attorney.” Id. This includes both the advice
Roberson received and the information he provided to his
counsel. However, for the reasons stated below,
Roberson's intent to call his lawyers to testify,
standing alone, is insufficient to justify severance,
particularly in light of Roberson's failure to provide
the court with details regarding the specific testimony his
codefendants will offer. See Novaton, 271 F.3d at
other than the sweeping generalizations identified above,
Roberson has offered no information to establish the
requisite bona fide need for his codefendants' testimony.
In fact, the record suggests that others may be able to
provide essentially identical testimony. For example,
Defendant Gilbert testified before the grand jury that he

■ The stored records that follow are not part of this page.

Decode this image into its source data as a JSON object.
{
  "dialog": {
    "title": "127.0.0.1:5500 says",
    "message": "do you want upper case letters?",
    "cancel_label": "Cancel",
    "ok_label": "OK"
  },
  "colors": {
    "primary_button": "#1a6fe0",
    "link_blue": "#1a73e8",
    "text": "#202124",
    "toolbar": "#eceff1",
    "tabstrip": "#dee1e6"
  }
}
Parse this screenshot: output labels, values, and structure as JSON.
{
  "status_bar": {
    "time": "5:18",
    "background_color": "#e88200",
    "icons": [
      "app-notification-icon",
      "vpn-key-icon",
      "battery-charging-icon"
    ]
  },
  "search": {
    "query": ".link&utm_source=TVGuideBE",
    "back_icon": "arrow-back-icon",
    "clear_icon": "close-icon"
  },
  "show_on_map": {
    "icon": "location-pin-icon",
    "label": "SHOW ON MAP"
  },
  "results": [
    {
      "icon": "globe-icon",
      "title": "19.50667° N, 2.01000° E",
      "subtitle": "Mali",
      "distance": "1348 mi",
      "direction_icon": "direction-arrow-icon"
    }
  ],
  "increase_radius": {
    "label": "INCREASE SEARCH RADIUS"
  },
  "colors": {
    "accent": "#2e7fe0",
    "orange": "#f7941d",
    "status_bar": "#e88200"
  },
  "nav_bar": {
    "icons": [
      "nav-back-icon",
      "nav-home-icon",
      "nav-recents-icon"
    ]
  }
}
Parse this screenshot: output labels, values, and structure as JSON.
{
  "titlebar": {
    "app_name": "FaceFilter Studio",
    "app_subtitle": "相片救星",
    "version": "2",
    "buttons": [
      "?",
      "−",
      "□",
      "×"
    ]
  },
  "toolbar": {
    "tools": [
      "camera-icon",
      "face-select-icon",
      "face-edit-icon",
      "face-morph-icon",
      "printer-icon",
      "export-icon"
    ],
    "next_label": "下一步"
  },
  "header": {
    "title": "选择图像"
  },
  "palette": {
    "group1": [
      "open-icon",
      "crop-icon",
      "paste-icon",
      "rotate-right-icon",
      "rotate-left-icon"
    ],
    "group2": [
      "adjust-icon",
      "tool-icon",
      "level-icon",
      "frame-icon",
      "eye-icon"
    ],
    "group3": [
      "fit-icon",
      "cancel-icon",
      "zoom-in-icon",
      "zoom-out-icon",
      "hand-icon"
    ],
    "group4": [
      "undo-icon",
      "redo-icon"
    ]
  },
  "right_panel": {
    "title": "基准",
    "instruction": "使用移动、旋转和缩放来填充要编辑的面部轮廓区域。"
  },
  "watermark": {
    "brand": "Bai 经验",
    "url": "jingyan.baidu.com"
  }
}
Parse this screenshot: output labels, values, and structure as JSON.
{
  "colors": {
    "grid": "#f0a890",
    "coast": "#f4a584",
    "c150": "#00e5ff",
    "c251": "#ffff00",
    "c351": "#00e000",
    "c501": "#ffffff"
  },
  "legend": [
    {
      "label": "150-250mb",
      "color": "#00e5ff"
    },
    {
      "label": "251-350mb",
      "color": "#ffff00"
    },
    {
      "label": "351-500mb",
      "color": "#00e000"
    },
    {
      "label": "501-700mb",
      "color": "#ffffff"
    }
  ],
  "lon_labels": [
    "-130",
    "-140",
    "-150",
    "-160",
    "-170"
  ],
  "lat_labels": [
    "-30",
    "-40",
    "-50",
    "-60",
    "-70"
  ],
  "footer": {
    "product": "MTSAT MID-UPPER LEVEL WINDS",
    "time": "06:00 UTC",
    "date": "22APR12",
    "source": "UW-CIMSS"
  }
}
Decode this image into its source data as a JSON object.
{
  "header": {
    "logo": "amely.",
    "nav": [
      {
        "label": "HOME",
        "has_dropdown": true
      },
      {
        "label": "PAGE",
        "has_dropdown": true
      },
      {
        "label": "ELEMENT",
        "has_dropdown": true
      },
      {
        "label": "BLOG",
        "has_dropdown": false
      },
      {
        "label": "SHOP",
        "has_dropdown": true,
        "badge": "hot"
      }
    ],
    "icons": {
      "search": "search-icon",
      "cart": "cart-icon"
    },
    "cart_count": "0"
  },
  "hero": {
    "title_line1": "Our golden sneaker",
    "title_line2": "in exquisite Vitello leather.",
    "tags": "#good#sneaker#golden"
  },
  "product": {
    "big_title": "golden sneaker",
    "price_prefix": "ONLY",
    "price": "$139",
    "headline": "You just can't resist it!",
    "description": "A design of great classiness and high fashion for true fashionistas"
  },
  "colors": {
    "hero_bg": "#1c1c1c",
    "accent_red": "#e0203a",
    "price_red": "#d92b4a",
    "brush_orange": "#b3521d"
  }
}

discussed the legality of the Defendants' agreement with
Robinson's Foundation “internally with [his law
firm's] ethics people, ” who concluded that it was
lawful. See Doc. 104 at 5. Additionally, Gilbert
told the grand jury that others at the law firm “were
aware of [the] engagement” of Robinson on behalf of
Roberson's employer, and Defendant McKinney testified
that Gilbert told him that “the governmental affairs
guys vetted [the agreement with Robinson's Foundation]
and said it was okay.” Id. at 5-6. Similarly,
assuming others at Roberson's company were privy to
information Roberson provided to counsel and the advice he
received from his codefendants, Roberson could presumably
explore the substance of that information via their
testimony. Put simply, Roberson has neither provided an
explanation as to why other involved individuals could not
provide virtually identical testimony to that of his
codefendants regarding the legal advice Roberson received,
nor explained why such testimony would prove inadequate.
See Green, 818 F.3d at 1282 (explaining there was no
bona fide need for testimony that other witnesses
“could readily have provided”).
Roberson has provided no substantive details regarding the
testimony his codefendants would provide. See
Novaton, 271 F.3d at 990 (“[S]tatements concerning
the testimony that would become available by severing trials
must be specific and exonerative, rather than conclusory or
self-serving, in order to justify severance”);
Green, 818 F.3d at 1282 (“Bare assertions that
a codefendant knows substantive facts are not themselves
substantive facts”). At best, Roberson contends that
his codefendants would testify as they did before the grand
jury, i.e., by explaining that they believed the charged
conduct was lawful and, presumably, that they provided
Roberson with legal advice to that effect. See Doc.
104 at 6. But, as the Government notes, when they testified
before the grand jury neither codefendant could recall
specific discussions with Roberson regarding the legality of
the agreement with Robinson or about the decision to hire
Robinson's Foundation. See Doc. 73 at 5-6.
Moreover, the proposed testimony ...